If you want to give a gift that will have an impact this year, take a youngster to a play, a concert, a museum.

And then get them involved in making art in some form. If they want to make pictures, give them the paint and paper and then a problem to solve with their work. Then get out of the way, and see what develops. You could be looking at the next Picasso.

Or if they want to dance, turn up the music, find a teacher and give them a few lessons. You could be looking at the next Gregory Hines or Lady Gaga.

Or if they want to act, get them involved in a community theater group. You could be looking at Julia Roberts or Robert Redford.

Or help them find a violin. He might be the next YoYo Ma.

Most importantly you will be setting them up to be a good citizen of the 21st century where creativity and collaboration are the most valued skills, according to the IBM 2010 Global CEO survey. Companies are looking for employees who use creativity to help capitalize on complexity.

The MVP of the corporate world will be the person who can synthesize the constantly changing business landscape and use the 4Cs: critical thinking and problem solving, communication, collaboration, and creativity and innovation to help global companies get ahead.

An arts education is one of the most important ways to teach those creative skills.

Think about it. To create a painting, you need some tools (colors, canvas or paper, a method of applying the paint,) energy and an idea.

Even with all the tools in front of you, the idea is the driving force behind the application of the paint. And maybe you want to talk over the idea with someone ahead of time.

Experienced artists will tell you that sometimes the idea is not fully formed, and it is in the exploration of the idea with the paint and canvas that the work comes together, using the quiet side of the brain.

An idea of a sunlit marsh scene may surprise the artist by becoming an abstract rendering of color and shape.

The idea of expressing an emotion, like anger or sadness, may become one of the world's greatest works like Picasso's "Guernica." That painting was born of his anger at World War II and has remained one of the most powerful works of the 20th century. To see it is to acknowledge complex feelings and a deep sense of disturbance that all the news reports of the war cannot convey.

But most importantly, the work communicates with everyone who sees it.

Beyond texting 1,000 people on Twitter, the useful skills of tomorrow may be the ones such as those learned putting together a theater production.

The collaboration starts with inspiration through a script, assigning roles of all types, figuring out lighting, music, how to use spatial imagination to create sets, how to keep each person engaged in the life of the production, even through major problems and disagreements. Marketing and getting the word out are equally important.

What was once words on a page comes to life, becomes something that didn't exist before.

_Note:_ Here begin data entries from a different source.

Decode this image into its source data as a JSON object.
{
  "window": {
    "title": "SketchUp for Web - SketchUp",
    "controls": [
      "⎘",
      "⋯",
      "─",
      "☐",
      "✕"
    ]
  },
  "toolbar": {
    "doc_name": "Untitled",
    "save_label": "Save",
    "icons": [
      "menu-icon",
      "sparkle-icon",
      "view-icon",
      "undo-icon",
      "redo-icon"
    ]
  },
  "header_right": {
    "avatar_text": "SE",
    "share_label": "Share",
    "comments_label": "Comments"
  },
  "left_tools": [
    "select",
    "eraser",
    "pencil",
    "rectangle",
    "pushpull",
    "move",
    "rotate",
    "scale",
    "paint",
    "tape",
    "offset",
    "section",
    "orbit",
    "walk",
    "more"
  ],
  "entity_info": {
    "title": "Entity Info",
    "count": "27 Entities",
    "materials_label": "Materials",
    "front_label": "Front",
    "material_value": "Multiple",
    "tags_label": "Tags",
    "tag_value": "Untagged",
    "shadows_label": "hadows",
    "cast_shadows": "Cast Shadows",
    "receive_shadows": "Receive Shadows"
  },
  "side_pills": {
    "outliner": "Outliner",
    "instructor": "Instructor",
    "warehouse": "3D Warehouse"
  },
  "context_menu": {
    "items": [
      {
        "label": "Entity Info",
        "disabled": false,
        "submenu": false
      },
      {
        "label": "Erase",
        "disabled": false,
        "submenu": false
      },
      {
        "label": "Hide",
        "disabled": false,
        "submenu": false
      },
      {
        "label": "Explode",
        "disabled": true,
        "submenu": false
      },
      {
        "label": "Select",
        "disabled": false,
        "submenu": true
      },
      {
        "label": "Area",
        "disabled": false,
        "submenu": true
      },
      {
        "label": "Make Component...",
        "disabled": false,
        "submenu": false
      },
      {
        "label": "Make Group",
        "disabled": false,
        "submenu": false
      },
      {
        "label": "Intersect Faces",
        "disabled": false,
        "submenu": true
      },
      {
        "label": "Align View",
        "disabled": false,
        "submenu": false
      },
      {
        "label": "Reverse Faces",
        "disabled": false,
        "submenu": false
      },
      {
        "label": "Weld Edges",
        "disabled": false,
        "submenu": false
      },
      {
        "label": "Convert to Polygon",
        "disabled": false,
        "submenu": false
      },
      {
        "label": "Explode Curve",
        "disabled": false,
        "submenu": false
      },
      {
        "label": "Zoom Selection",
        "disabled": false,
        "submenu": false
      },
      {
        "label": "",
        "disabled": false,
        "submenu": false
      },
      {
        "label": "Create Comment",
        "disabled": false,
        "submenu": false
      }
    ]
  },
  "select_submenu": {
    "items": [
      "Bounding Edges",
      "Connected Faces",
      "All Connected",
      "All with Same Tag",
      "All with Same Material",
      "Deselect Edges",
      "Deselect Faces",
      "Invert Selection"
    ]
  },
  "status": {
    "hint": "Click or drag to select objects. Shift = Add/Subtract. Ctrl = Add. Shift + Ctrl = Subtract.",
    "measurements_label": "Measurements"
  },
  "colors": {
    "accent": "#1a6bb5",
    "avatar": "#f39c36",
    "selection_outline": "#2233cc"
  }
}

So if you want to give a gift of a lifetime, find a way to engage a young person in the arts. They will learn things that no amount of studying historical facts will ever teach - and be better prepared for a lifetime of being a good global citizen.

Reach Stephanie Harvin at sharvin@postandcourier.com or 937-5557.